When it comes to courtroom representation, having an experienced driving uninsured defense solicitor by your side is invaluable. Motor Defence driving with no insurance solicitor possesses the confidence, knowledge, and expertise to navigate legal proceedings easily. We will present persuasive arguments, challenge the prosecution's case, and strive for the best possible outcome on your behalf. By entrusting your defence to Motor Defence Solicitors, you significantly increase your chances of success in court.

Furthermore, at Motor Defence, our driving with no insurance lawyer offers a personalized approach to each case. We take the time to listen to your side of the story, understand your concerns, and tailor our defence strategy accordingly. This client-focused approach ensures you are actively involved and well-informed at every step.

 

Final Words

 

Driving without insurance is a severe offence in the UK, per Section 143 of the Road Traffic Act 1988. Penalties include a fixed £300 fine, six penalty points, and unlimited fines. In court, individuals may face penalties, points, and disqualification from driving. Understanding the law is crucial for effective communication and defences. Typical situations for driving with no insurance include being accused despite having a valid policy, and officers may need to correct their advice.

Insurance policies are typically valid under no-insurance laws until officially cancelled. It is crucial to differentiate between contractual provisions that render the policy void and its validity concerning third-party liability. The minimum insurance coverage required by the Road Traffic Act of 1988 specifies that certain conditions imposed by insurance policies are inherently null and void.

Exceptional circumstances may exist for driving without insurance, such as police officers suggesting insurance is invalid due to a lack of an MOT, modifications made without the insurance company's knowledge, or driving license issues. Choosing a driving with no insurance’ lawyer at ‘Motor Defence Solicitors’ can significantly benefit your defence in driving without insurance cases, offering specialized expertise and tailored advice.

Motoring Defence Solicitors has a proven track record of achieving favourable outcomes in driving without insurance cases. They focus on thorough case preparation, identifying weaknesses in prosecution arguments, and building a robust defence strategy. Their personalized approach ensures client involvement and informed decisions throughout the driving uninsured defense case.

 

FAQs:

 

Can I handle my driving without an insurance case and driving without insurance lawyer?

Although self-representation is possible, it is strongly advised that you retain professional driving without insurance lawyer, such as Motor Defence Solicitors. Their specialised knowledge and courtroom experience can significantly improve your defence's chances of success.

 

In a driving without insurance case, how do special reasons help?

In the case of driving with no insurance, special reasons are exceptional circumstances that may lessen or eliminate penalties. They may include reasonable and sincere misunderstandings regarding the validity of insurance. Driving without insurance solicitor can help identify and present special reasons to avoid penalty points or secure an absolute discharge.

 

What are the potential consequences of operating a vehicle without insurance?

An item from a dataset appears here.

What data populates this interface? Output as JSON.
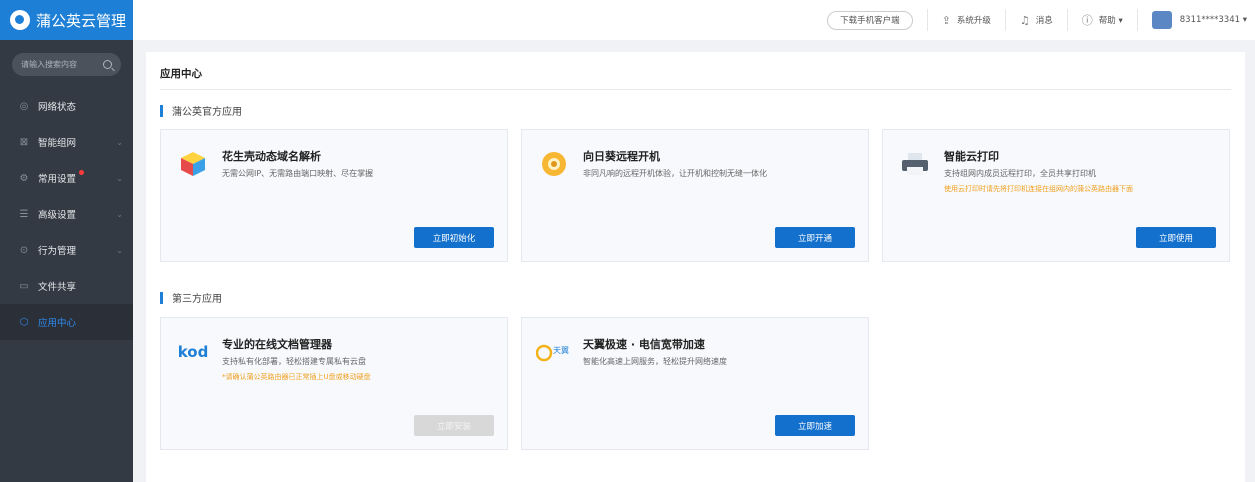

Driving without insurance is punishable by a fixed fine, licence points, and a possible suspension. Furthermore, it may result in unlimited fines and affect future insurance rates. Driving without insurance lawyer counsel can assist in mitigating these consequences and protecting your interests.